  4. R. Satre, K. Sagae, and J. Tsujii, “Syntactic Features for Protein-Protein Interaction Extraction,” in Proceedings of the 2nd International Symposium on Languages in Biology and Medicine, 2007. View at: Google Scholar
  5. T. Fayruzov, M. De Cock, C. Cornelis, and V. Hoste, “DEEPER: a full parsing based approach to protein relation extraction,” in Evolutionary Computation, Machine Learning and Data Mining in Bioinformatics, vol. 4973 of Lecture Notes in Computer Science, pp. 36–47, Springer, Berlin, Germany, 2008. View at: Publisher Site | Google Scholar
  6. S. Van Landeghem, Y. Saeys, and Y. Van de Peer, “Extracting protein protein interactions from text using rich feature vectors and feature selection,” in Proceedings of 3rd International Symposium on Semantic Mining in Biomedicine (SMBM '08), pp. 77–84, Turku, Finland, September 2008. View at: Google Scholar
  7. Y. Hao, X. Zhu, M. Huang, and M. Li, “Discovering patterns to extract protein-protein interactions from the literature: part II,” Bioinformatics, vol. 21, no. 15, pp. 3294–3300, 2005. View at: Publisher Site | Google Scholar
  8. C. Plake, J. Hakenberg, and U. Laser, “Optimizing syntax for discovering protein-protein interactions,” in Proceedings of the 20th Annual ACM Symposium on Applied Computing, pp. 195–201, ACM, March 2005. View at: Publisher Site | Google Scholar
  9. Y. Niu, D. Otasek, and I. Jurisica, “Evaluation of linguistic features useful in extraction of interactions from PubMed; application to annotating known, high-throughput and predicted interactions in I2D,” Bioinformatics, vol. 26, no. 1, pp. 111–119, 2010. View at: Publisher Site | Google Scholar
  10. M. Lan, C. L. Tan, and J. Su, “Feature generation and representations for protein-protein interaction classification,” Journal of Biomedical Informatics, vol. 42, no. 5, pp. 866–872, 2009. View at: Publisher Site | Google Scholar
  11. K. Fundel, R. Küffner, and R. Zimmer, “RelEx—relation extraction using dependency parse trees,” Bioinformatics, vol. 23, no. 3, pp. 365–371, 2007. View at: Publisher Site | Google Scholar
  12. G. Erkan, A. Özgür, D. R. Radev, and G. Erkan, “Semi-supervised classification for extracting protein interaction sentences using dependency parsing,” in Proceedings of the Joint Conference on Empirical Methods in Natural Language Processing and Computational Natural Language Learning, pp. 228–237, Prague, Czech Republic, June 2007. View at: Google Scholar
  13. C. Nedellec, “Learning language in logic-genic interaction extraction challenge,” in Proceedings of the 4th Learning Language in Logic Workshop (LLL '05), pp. 31–37, Bonn, Germany, August 2005. View at: Google Scholar
  14. J. Ding, D. Berleant, D. Nettleton, and E. Wurtele, “Mining MEDLINE: abstracts, sentences, or phrases,” in Proceedings of the Pacific Symposium on Biocomputing, vol. 7, pp. 326–337, Lihue, Hawaii, USA, January 2002. View at: Google Scholar
  15. S. Pyysalo, F. Ginter, J. Heimonen et al., “BioInfer: a corpus for information extraction in the biomedical domain,” BMC Bioinformatics, vol. 8, article 50, 2007. View at: Publisher Site | Google Scholar
  16. C. Chen, A. Liaw, and L. Breiman, “Using random forests to learn imbalanced data,” Tech. Rep. 666, Statistics Department of University of California at Berkeley, 2004. View at: Google Scholar

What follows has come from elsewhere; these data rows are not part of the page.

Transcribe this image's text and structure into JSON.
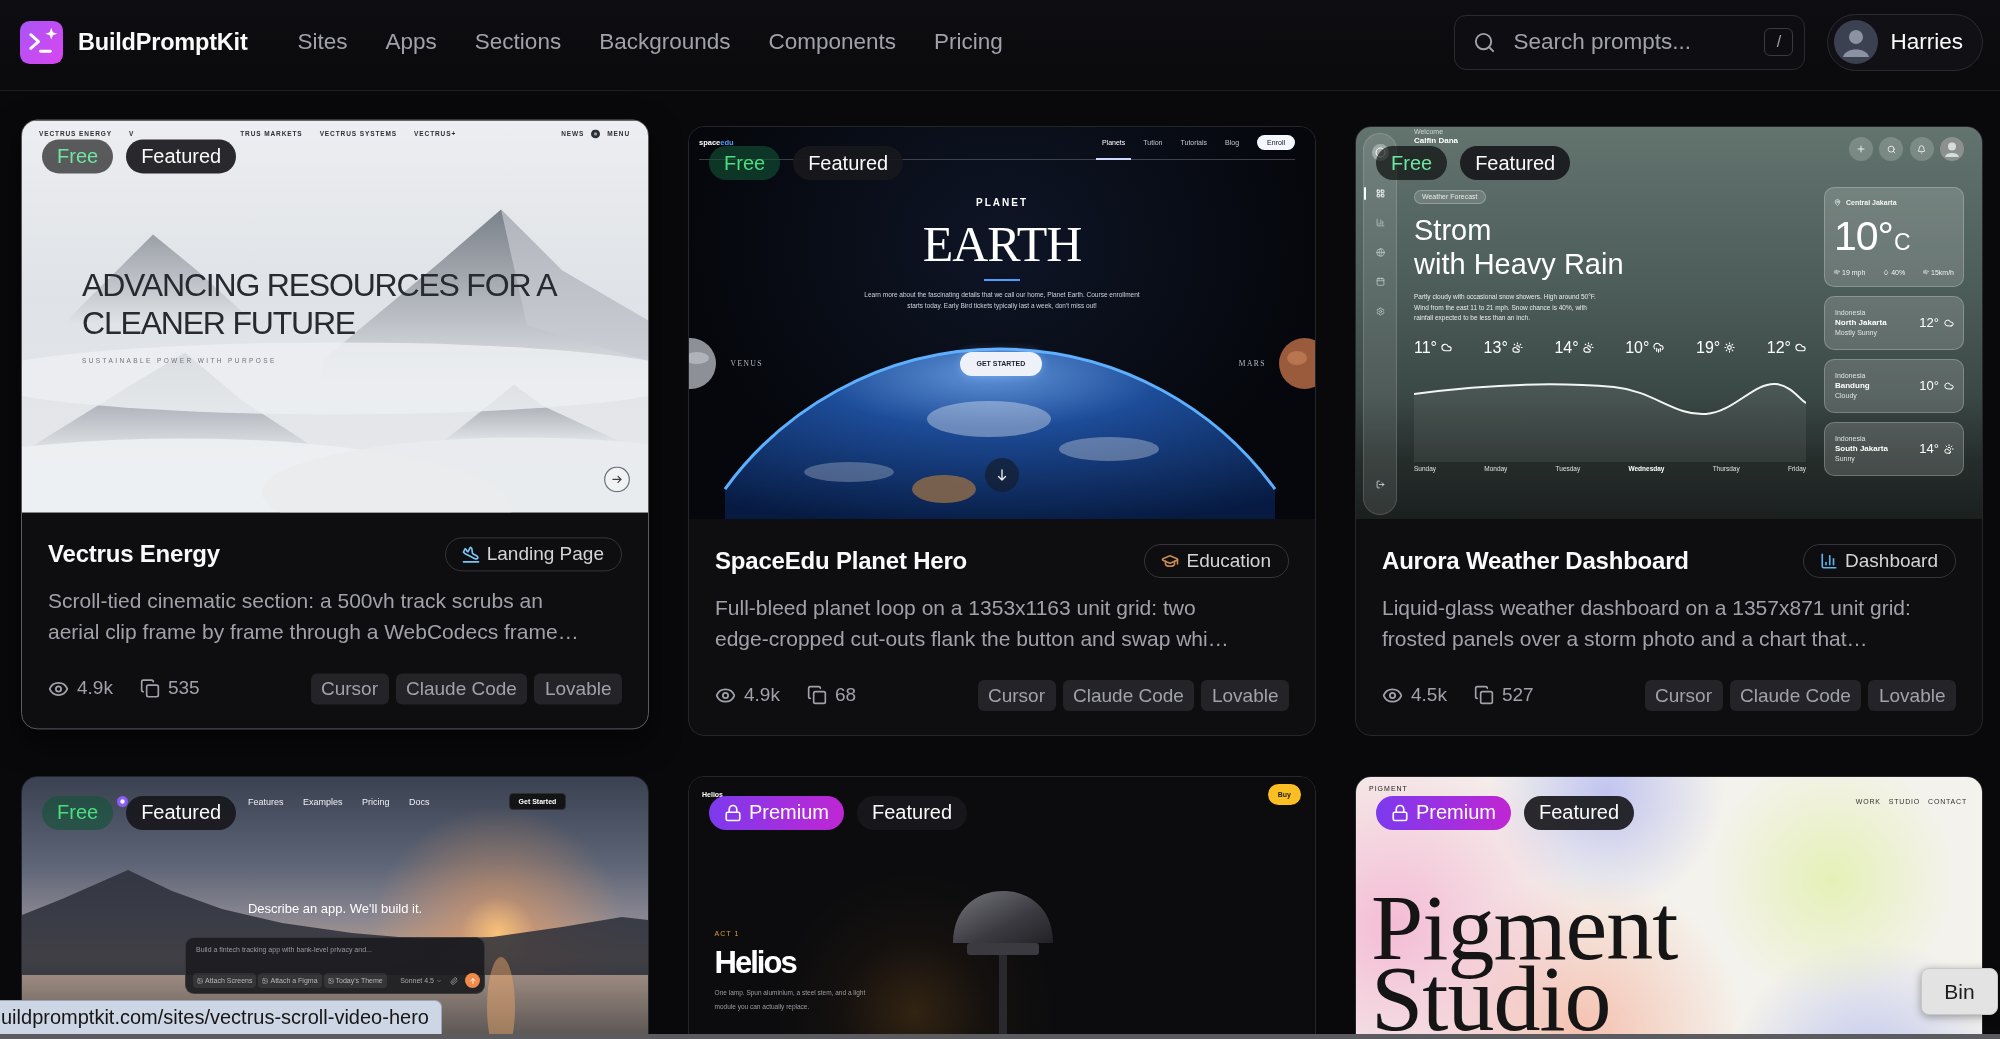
{
  "header": {
    "brand": "BuildPromptKit",
    "nav": [
      "Sites",
      "Apps",
      "Sections",
      "Backgrounds",
      "Components",
      "Pricing"
    ],
    "search": {
      "placeholder": "Search prompts...",
      "shortcut": "/"
    },
    "user": {
      "name": "Harries"
    }
  },
  "cards": [
    {
      "hovered": true,
      "badges": [
        {
          "kind": "free",
          "label": "Free",
          "dimmed": true
        },
        {
          "kind": "featured",
          "label": "Featured",
          "dimmed": false
        }
      ],
      "preview": {
        "kind": "vectrus",
        "nav": [
          "VECTRUS ENERGY",
          "V",
          "TRUS MARKETS",
          "VECTRUS SYSTEMS",
          "VECTRUS+"
        ],
        "nav_right": [
          "NEWS",
          "MENU"
        ],
        "headline": "ADVANCING RESOURCES FOR A\nCLEANER FUTURE",
        "tagline": "SUSTAINABLE POWER WITH PURPOSE"
      },
      "title": "Vectrus Energy",
      "category": {
        "kind": "landing",
        "label": "Landing Page"
      },
      "description": "Scroll-tied cinematic section: a 500vh track scrubs an\naerial clip frame by frame through a WebCodecs frame…",
      "views": "4.9k",
      "copies": "535",
      "tools": [
        "Cursor",
        "Claude Code",
        "Lovable"
      ]
    },
    {
      "hovered": false,
      "badges": [
        {
          "kind": "free",
          "label": "Free",
          "dimmed": false
        },
        {
          "kind": "featured",
          "label": "Featured",
          "dimmed": false
        }
      ],
      "preview": {
        "kind": "spaceedu",
        "logo": {
          "text": "space",
          "accent": "edu"
        },
        "nav": [
          {
            "label": "Planets",
            "selected": true
          },
          {
            "label": "Tution",
            "selected": false
          },
          {
            "label": "Tutorials",
            "selected": false
          },
          {
            "label": "Blog",
            "selected": false
          }
        ],
        "cta": "Enroll",
        "eyebrow": "PLANET",
        "title": "EARTH",
        "text": "Learn more about the fascinating details that we call our home, Planet Earth. Course enrollment\nstarts today. Early Bird tickets typically last a week, don't miss out!",
        "planets": [
          "VENUS",
          "MARS"
        ],
        "button": "GET STARTED"
      },
      "title": "SpaceEdu Planet Hero",
      "category": {
        "kind": "education",
        "label": "Education"
      },
      "description": "Full-bleed planet loop on a 1353x1163 unit grid: two\nedge-cropped cut-outs flank the button and swap whi…",
      "views": "4.9k",
      "copies": "68",
      "tools": [
        "Cursor",
        "Claude Code",
        "Lovable"
      ]
    },
    {
      "hovered": false,
      "badges": [
        {
          "kind": "free",
          "label": "Free",
          "dimmed": true
        },
        {
          "kind": "featured",
          "label": "Featured",
          "dimmed": false
        }
      ],
      "preview": {
        "kind": "weather",
        "sidebar": [
          {
            "kind": "grid",
            "selected": true
          },
          {
            "kind": "chart",
            "selected": false
          },
          {
            "kind": "globe",
            "selected": false
          },
          {
            "kind": "calendar",
            "selected": false
          },
          {
            "kind": "settings",
            "selected": false
          }
        ],
        "greeting": "Welcome",
        "user": "Calfin Dana",
        "chip": "Weather Forecast",
        "title": "Strom\nwith Heavy Rain",
        "text": "Partly cloudy with occasional snow showers. High around 50°F.\nWind from the east 11 to 21 mph. Snow chance is 40%, with\nrainfall expected to be less than an inch.",
        "forecast": [
          {
            "temp": "11°",
            "kind": "cloud"
          },
          {
            "temp": "13°",
            "kind": "partly"
          },
          {
            "temp": "14°",
            "kind": "partly"
          },
          {
            "temp": "10°",
            "kind": "rain"
          },
          {
            "temp": "19°",
            "kind": "sun"
          },
          {
            "temp": "12°",
            "kind": "cloud"
          }
        ],
        "days": [
          {
            "label": "Sunday",
            "selected": false
          },
          {
            "label": "Monday",
            "selected": false
          },
          {
            "label": "Tuesday",
            "selected": false
          },
          {
            "label": "Wednesday",
            "selected": true
          },
          {
            "label": "Thursday",
            "selected": false
          },
          {
            "label": "Friday",
            "selected": false
          }
        ],
        "current": {
          "place": "Central Jakarta",
          "temp": "10°",
          "unit": "C",
          "stats": [
            {
              "kind": "wind",
              "value": "19 mph"
            },
            {
              "kind": "humidity",
              "value": "40%"
            },
            {
              "kind": "wind",
              "value": "15km/h"
            }
          ]
        },
        "cities": [
          {
            "region": "Indonesia",
            "city": "North Jakarta",
            "condition": "Mostly Sunny",
            "temp": "12°",
            "kind": "cloud"
          },
          {
            "region": "Indonesia",
            "city": "Bandung",
            "condition": "Cloudy",
            "temp": "10°",
            "kind": "cloud"
          },
          {
            "region": "Indonesia",
            "city": "South Jakarta",
            "condition": "Sunny",
            "temp": "14°",
            "kind": "partly"
          }
        ]
      },
      "title": "Aurora Weather Dashboard",
      "category": {
        "kind": "dashboard",
        "label": "Dashboard"
      },
      "description": "Liquid-glass weather dashboard on a 1357x871 unit grid:\nfrosted panels over a storm photo and a chart that…",
      "views": "4.5k",
      "copies": "527",
      "tools": [
        "Cursor",
        "Claude Code",
        "Lovable"
      ]
    },
    {
      "hovered": false,
      "badges": [
        {
          "kind": "free",
          "label": "Free",
          "dimmed": false
        },
        {
          "kind": "featured",
          "label": "Featured",
          "dimmed": false
        }
      ],
      "preview": {
        "kind": "builder",
        "nav": [
          "Features",
          "Examples",
          "Pricing",
          "Docs"
        ],
        "cta": "Get Started",
        "headline": "Describe an app. We'll build it.",
        "prompt": {
          "placeholder": "Build a fintech tracking app with bank-level privacy and...",
          "chips": [
            "Attach Screens",
            "Attach a Figma",
            "Today's Theme"
          ],
          "model": "Sonnet 4.5"
        }
      }
    },
    {
      "hovered": false,
      "badges": [
        {
          "kind": "premium",
          "label": "Premium",
          "dimmed": false
        },
        {
          "kind": "featured",
          "label": "Featured",
          "dimmed": false
        }
      ],
      "preview": {
        "kind": "helios",
        "logo": "Helios",
        "cta": "Buy",
        "eyebrow": "ACT 1",
        "title": "Helios",
        "text": "One lamp. Spun aluminium, a steel stem, and a light\nmodule you can actually replace."
      }
    },
    {
      "hovered": false,
      "badges": [
        {
          "kind": "premium",
          "label": "Premium",
          "dimmed": false
        },
        {
          "kind": "featured",
          "label": "Featured",
          "dimmed": false
        }
      ],
      "preview": {
        "kind": "pigment",
        "logo": "PIGMENT",
        "nav": [
          "WORK",
          "STUDIO",
          "CONTACT"
        ],
        "title": "Pigment\nStudio"
      }
    }
  ],
  "status_url": "uildpromptkit.com/sites/vectrus-scroll-video-hero",
  "tooltip": "Bin"
}
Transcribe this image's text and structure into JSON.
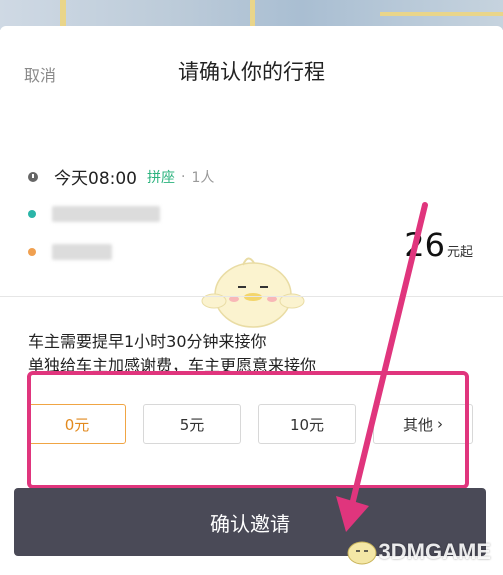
{
  "header": {
    "cancel_label": "取消",
    "title": "请确认你的行程"
  },
  "trip": {
    "time": "今天08:00",
    "mode": "拼座",
    "separator": "·",
    "passengers": "1人",
    "price_value": "26",
    "price_unit": "元起",
    "colors": {
      "carpool": "#2cb37e",
      "start_dot": "#2bb5a8",
      "end_dot": "#f0a050"
    }
  },
  "notes": {
    "line1": "车主需要提早1小时30分钟来接你",
    "line2": "单独给车主加感谢费，车主更愿意来接你"
  },
  "fees": {
    "options": [
      "0元",
      "5元",
      "10元",
      "其他"
    ],
    "selected": "0元"
  },
  "confirm": {
    "label": "确认邀请",
    "color": "#4a4a57"
  },
  "annotation": {
    "color": "#e0357d"
  },
  "watermark": {
    "text": "3DMGAME"
  }
}
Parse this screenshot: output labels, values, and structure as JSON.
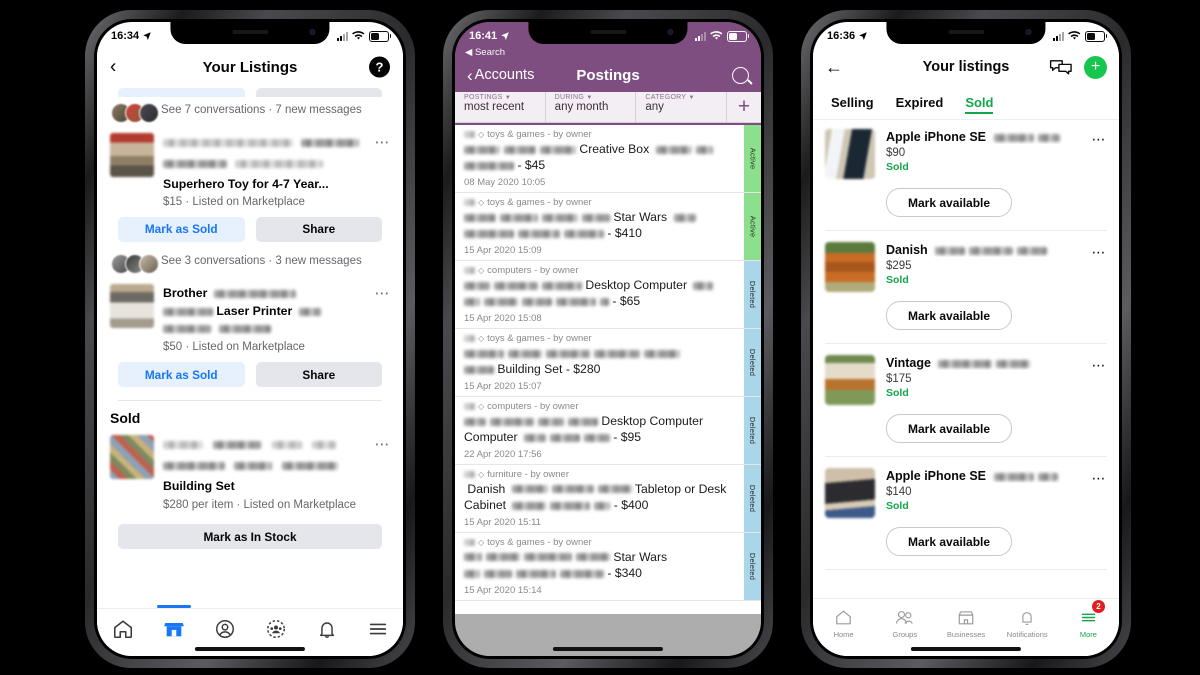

Copyright © 2015 Shun Koyabu et al. This is an open access article distributed under the Creative Commons Attribution License, which permits unrestricted use, distribution, and reproduction in any medium, provided the original work is properly cited.


More related articles

 PDF Download Citation Citation
 Download other formatsMore
 Order printed copiesOrder
Views1031
Downloads486
Citations

Related articles

We are committed to sharing findings related to COVID-19 as quickly as possible. We will be providing unlimited waivers of publication charges for accepted research articles as well as case reports and case series related to COVID-19. Review articles are excluded from this waiver policy. Sign up here as a reviewer to help fast-track new submissions.